PETER J. DORSEN, Eden Prairie
Won’t work; instead, make recycling easier
We Minnesotans need only remember our annual trips to the emission testing stations to realize that even the best of intentions can sometimes lead us down the wrong path.
Having lived in a state where bottle deposits were enacted, as is being discussed here, I can say from experience that they serve only to burden the consumer with additional expense and inconvenience, while the actual impact on recycling is minimal (“Bottles pile up in trash,” Jan. 14).
Our state government’s time and energy would be much better spent seeking ways to expand existing programs, such as providing incentives to expand the single-sort containers already in use by many of the area’s collection companies.

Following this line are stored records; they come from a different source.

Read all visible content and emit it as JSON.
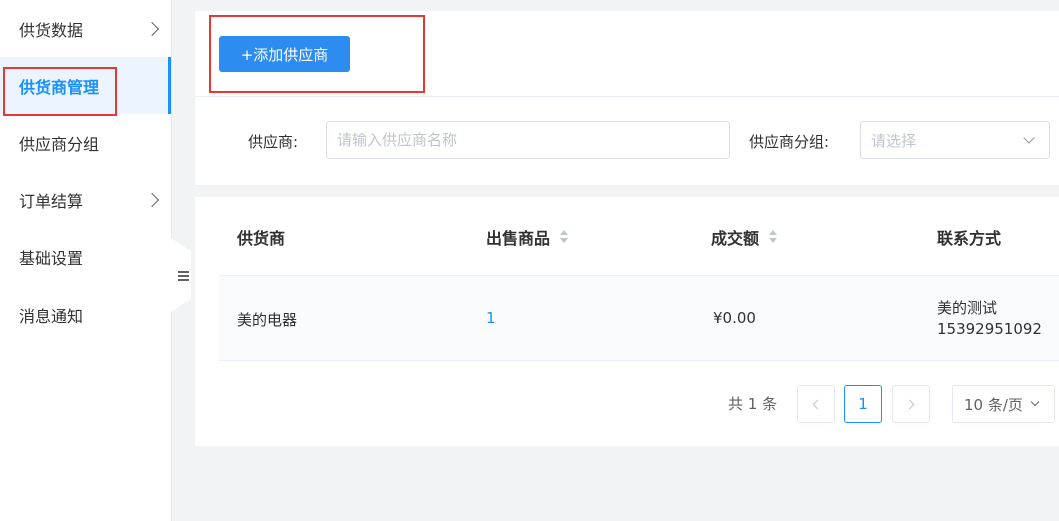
{
  "sidebar": {
    "items": [
      {
        "label": "供货数据",
        "has_arrow": true
      },
      {
        "label": "供货商管理",
        "active": true
      },
      {
        "label": "供应商分组"
      },
      {
        "label": "订单结算",
        "has_arrow": true
      },
      {
        "label": "基础设置"
      },
      {
        "label": "消息通知"
      }
    ]
  },
  "toolbar": {
    "add_label": "+添加供应商"
  },
  "filters": {
    "supplier_label": "供应商:",
    "supplier_placeholder": "请输入供应商名称",
    "supplier_value": "",
    "group_label": "供应商分组:",
    "group_placeholder": "请选择"
  },
  "table": {
    "columns": [
      "供货商",
      "出售商品",
      "成交额",
      "联系方式"
    ],
    "sortable": [
      false,
      true,
      true,
      false
    ],
    "rows": [
      {
        "supplier": "美的电器",
        "products": "1",
        "amount": "¥0.00",
        "contact_name": "美的测试",
        "contact_phone": "15392951092"
      }
    ]
  },
  "pagination": {
    "total_text": "共 1 条",
    "current_page": "1",
    "page_size": "10 条/页"
  },
  "colors": {
    "primary": "#2d8cf0",
    "active_text": "#1890ff",
    "highlight_box": "#e53935"
  }
}
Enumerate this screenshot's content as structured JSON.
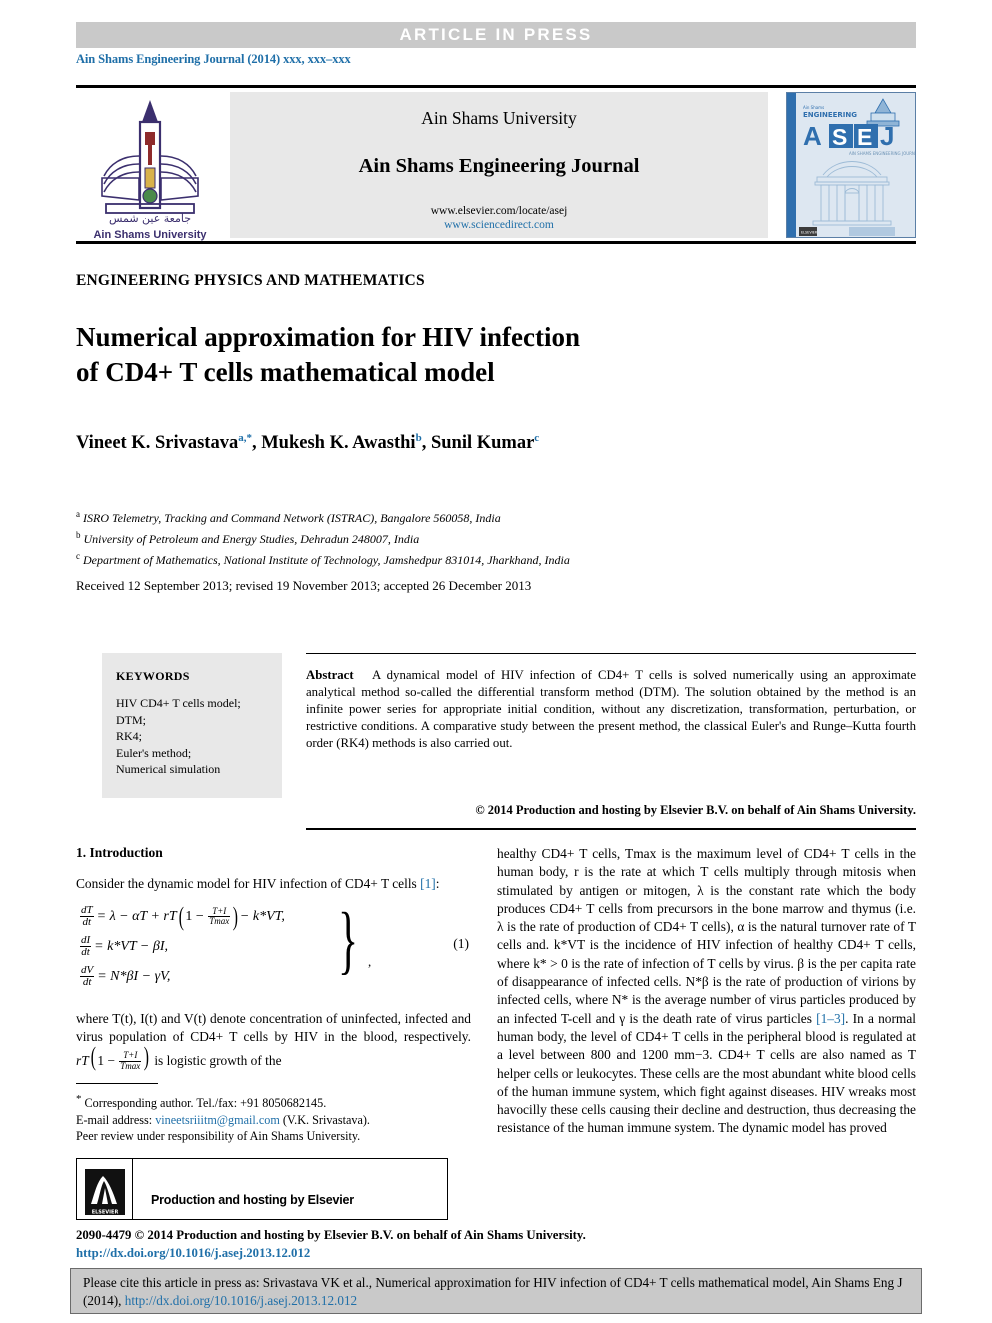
{
  "banner": {
    "text": "ARTICLE  IN  PRESS"
  },
  "journal_ref": "Ain Shams Engineering Journal (2014) xxx, xxx–xxx",
  "masthead": {
    "university": "Ain Shams University",
    "journal_title": "Ain Shams Engineering Journal",
    "url_elsevier": "www.elsevier.com/locate/asej",
    "url_sciencedirect": "www.sciencedirect.com",
    "logo_caption": "Ain Shams University",
    "cover_label_top": "ENGINEERING",
    "cover_label_main": "ASEJ",
    "cover_label_sub": "AIN SHAMS ENGINEERING JOURNAL",
    "accent_blue": "#1f6fa8",
    "banner_gray": "#c9c9c9"
  },
  "section_label": "ENGINEERING PHYSICS AND MATHEMATICS",
  "title_line1": "Numerical approximation for HIV infection",
  "title_line2": "of CD4+  T cells mathematical model",
  "authors": [
    {
      "name": "Vineet K. Srivastava",
      "marks": "a,*"
    },
    {
      "name": "Mukesh K. Awasthi",
      "marks": "b"
    },
    {
      "name": "Sunil Kumar",
      "marks": "c"
    }
  ],
  "affiliations": [
    {
      "mark": "a",
      "text": "ISRO Telemetry, Tracking and Command Network (ISTRAC), Bangalore 560058, India"
    },
    {
      "mark": "b",
      "text": "University of Petroleum and Energy Studies, Dehradun 248007, India"
    },
    {
      "mark": "c",
      "text": "Department of Mathematics, National Institute of Technology, Jamshedpur 831014, Jharkhand, India"
    }
  ],
  "dates": "Received 12 September 2013; revised 19 November 2013; accepted 26 December 2013",
  "keywords": {
    "heading": "KEYWORDS",
    "items": [
      "HIV CD4+ T cells model;",
      "DTM;",
      "RK4;",
      "Euler's method;",
      "Numerical simulation"
    ]
  },
  "abstract": {
    "label": "Abstract",
    "text": "A dynamical model of HIV infection of CD4+ T cells is solved numerically using an approximate analytical method so-called the differential transform method (DTM). The solution obtained by the method is an infinite power series for appropriate initial condition, without any discretization, transformation, perturbation, or restrictive conditions. A comparative study between the present method, the classical Euler's and Runge–Kutta fourth order (RK4) methods is also carried out.",
    "copyright": "© 2014 Production and hosting by Elsevier B.V. on behalf of Ain Shams University."
  },
  "intro": {
    "heading": "1. Introduction",
    "para1_a": "Consider the dynamic model for HIV infection of CD4+ T cells ",
    "para1_ref": "[1]",
    "para1_b": ":",
    "equation": {
      "number": "(1)",
      "line1_lhs_num": "dT",
      "line1_lhs_den": "dt",
      "line1_rhs": "= λ − αT + rT",
      "line1_frac_num": "T+I",
      "line1_frac_den": "Tmax",
      "line1_tail": "− k*VT,",
      "line2_lhs_num": "dI",
      "line2_lhs_den": "dt",
      "line2_rhs": "= k*VT − βI,",
      "line3_lhs_num": "dV",
      "line3_lhs_den": "dt",
      "line3_rhs": "= N*βI − γV,"
    },
    "para2_a": "where T(t), I(t) and V(t) denote concentration of uninfected, infected and virus population of CD4+ T cells by HIV in the blood, respectively. ",
    "para2_b": " is logistic growth of the"
  },
  "footnotes": {
    "corresponding": "Corresponding author. Tel./fax: +91 8050682145.",
    "email_label": "E-mail address: ",
    "email": "vineetsriiitm@gmail.com",
    "email_tail": " (V.K. Srivastava).",
    "peer_review": "Peer review under responsibility of Ain Shams University."
  },
  "elsevier_box": {
    "logo_text": "ELSEVIER",
    "caption": "Production and hosting by Elsevier"
  },
  "right_column": {
    "para_a": "healthy CD4+ T cells, Tmax is the maximum level of CD4+ T cells in the human body, r is the rate at which T cells multiply through mitosis when stimulated by antigen or mitogen, λ is the constant rate which the body produces CD4+ T cells from precursors in the bone marrow and thymus (i.e. λ is the rate of production of CD4+ T cells), α is the natural turnover rate of T cells and. k*VT is the incidence of HIV infection of healthy CD4+ T cells, where k* > 0 is the rate of infection of T cells by virus. β is the per capita rate of disappearance of infected cells. N*β is the rate of production of virions by infected cells, where N* is the average number of virus particles produced by an infected T-cell and γ is the death rate of virus particles ",
    "ref": "[1–3]",
    "para_b": ". In a normal human body, the level of CD4+ T cells in the peripheral blood is regulated at a level between 800 and 1200 mm−3. CD4+ T cells are also named as T helper cells or leukocytes. These cells are the most abundant white blood cells of the human immune system, which fight against diseases. HIV wreaks most havocilly these cells causing their decline and destruction, thus decreasing the resistance of the human immune system. The dynamic model has proved"
  },
  "bottom": {
    "issn": "2090-4479 © 2014 Production and hosting by Elsevier B.V. on behalf of Ain Shams University.",
    "doi": "http://dx.doi.org/10.1016/j.asej.2013.12.012",
    "cite_a": "Please cite this article in press as: Srivastava VK et al., Numerical approximation for HIV infection of CD4+ T cells mathematical model, Ain Shams Eng J (2014), ",
    "cite_link": "http://dx.doi.org/10.1016/j.asej.2013.12.012"
  }
}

The carrot has proved time and again to be the best means of creating an incentive for change, while the stick provides only a knee-jerk reaction that will soon fade away.
Making recycling more convenient will prove to be the best solution in the long run.
JOE KROGMAN, Eagan
The Opinion section is produced by the Editorial Department to foster discussion about key issues. The Editorial Board represents the institutional voice of the Star Tribune and operates independently of the newsroom.